Wildman said she and the other teachers have learned to incorporate the major principles into their lessons. With nonviolence teachings and strategies permeating through the middle school halls, Principal Kathy Egan said students have begun to “speak the same language” when it comes to recognizing bullying or unacceptable behavior.

“The decline in bullying incidents has been dramatic,” said Jennifer Enck, assistant principal.

Through Kingian nonviolence, students communicate to teachers and have learned to better arrive at conflict resolution, the administrators said. They have also seen a decline in in-school suspensions.

On Jan. 18, students sat in a large circle at the front of Wildman’s fifth-grade classroom and talked about the need for peace and love.

“We want to show that nonviolence is the way of life,” said Kaitlyn Swint, one of Wildman’s students.

Students said they understand conflicts are natural and healthy, but must remain at a normal level and not escalate.

“Our goal is to have a peaceful community, not just here but all over the nation and maybe all over the world,” student Merit Zinn said.

Wildman said her students celebrate differences.

“We’re all different in our own ways and we should celebrate that,” Langevin said.

As the morning continued, about half of the students took off for lunch while the other half stayed back to ask Langevin questions and to continue to tell him more about their nonviolence education.

Langevin was asked by one of the fifth-grade students if he ever finds himself in arguments at work. The congressman said he and his colleagues prefer to call them debates, although he acknowledged they sometimes escalate.

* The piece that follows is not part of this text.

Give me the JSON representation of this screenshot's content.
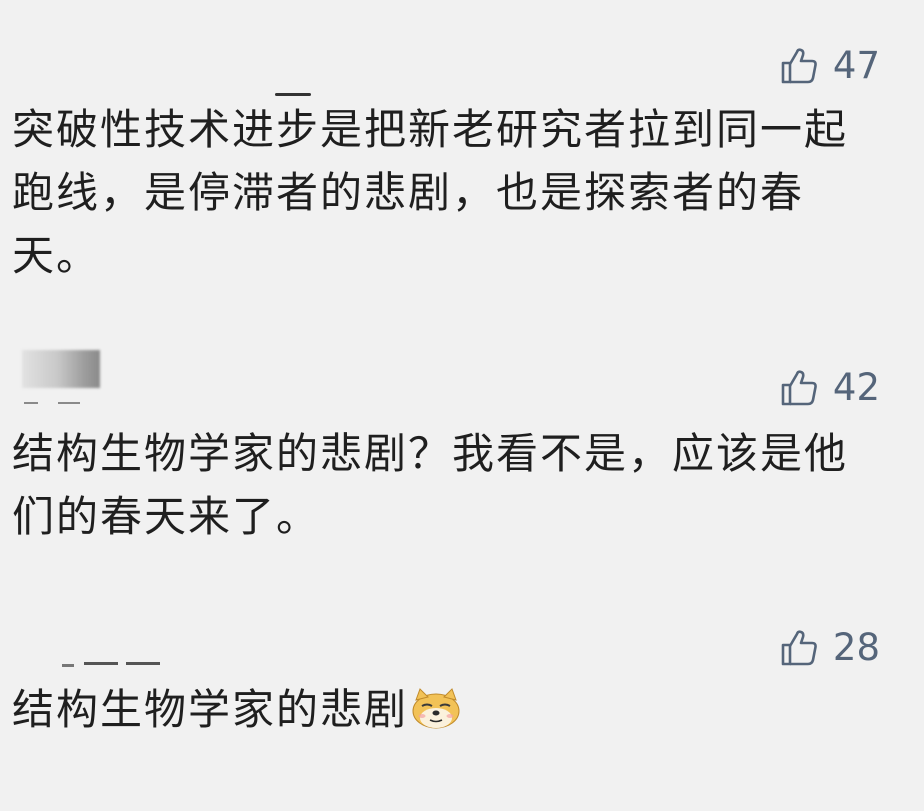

“We try to keep it healthy and civilized,” he said. “It can be very frustrating sometimes, especially when you’re fighting for something you really believe in and a problem you really want to solve. How do we resolve it? I try to always take the high road – like [former First Lady] Michelle Obama said, ‘When they go low, we go high.’

“I believe that over time, the right thing always happens,” Langevin continued.

After 16 years of using nonviolence methods and principles in her teaching, Wildman said the model has helped with absenteeism and has improved the environment in the school.

“I have seen a change in how I teach,” she said. “Spending the beginning part of the year teaching the nonviolence elements helps later in the year with not having to spend so much time penalizing students for misbehaving. It makes teacher’s lives easier.”

Egan said it has also helped the administrators with how they deal with discipline and how they communicate with each other.

To continue the work, the school has begun parent workshops on nonviolence to try and grow the program. Egan said parents hear their students speak about the program at home and it would help its effectiveness if parents were aware of the principles and teachings behind it.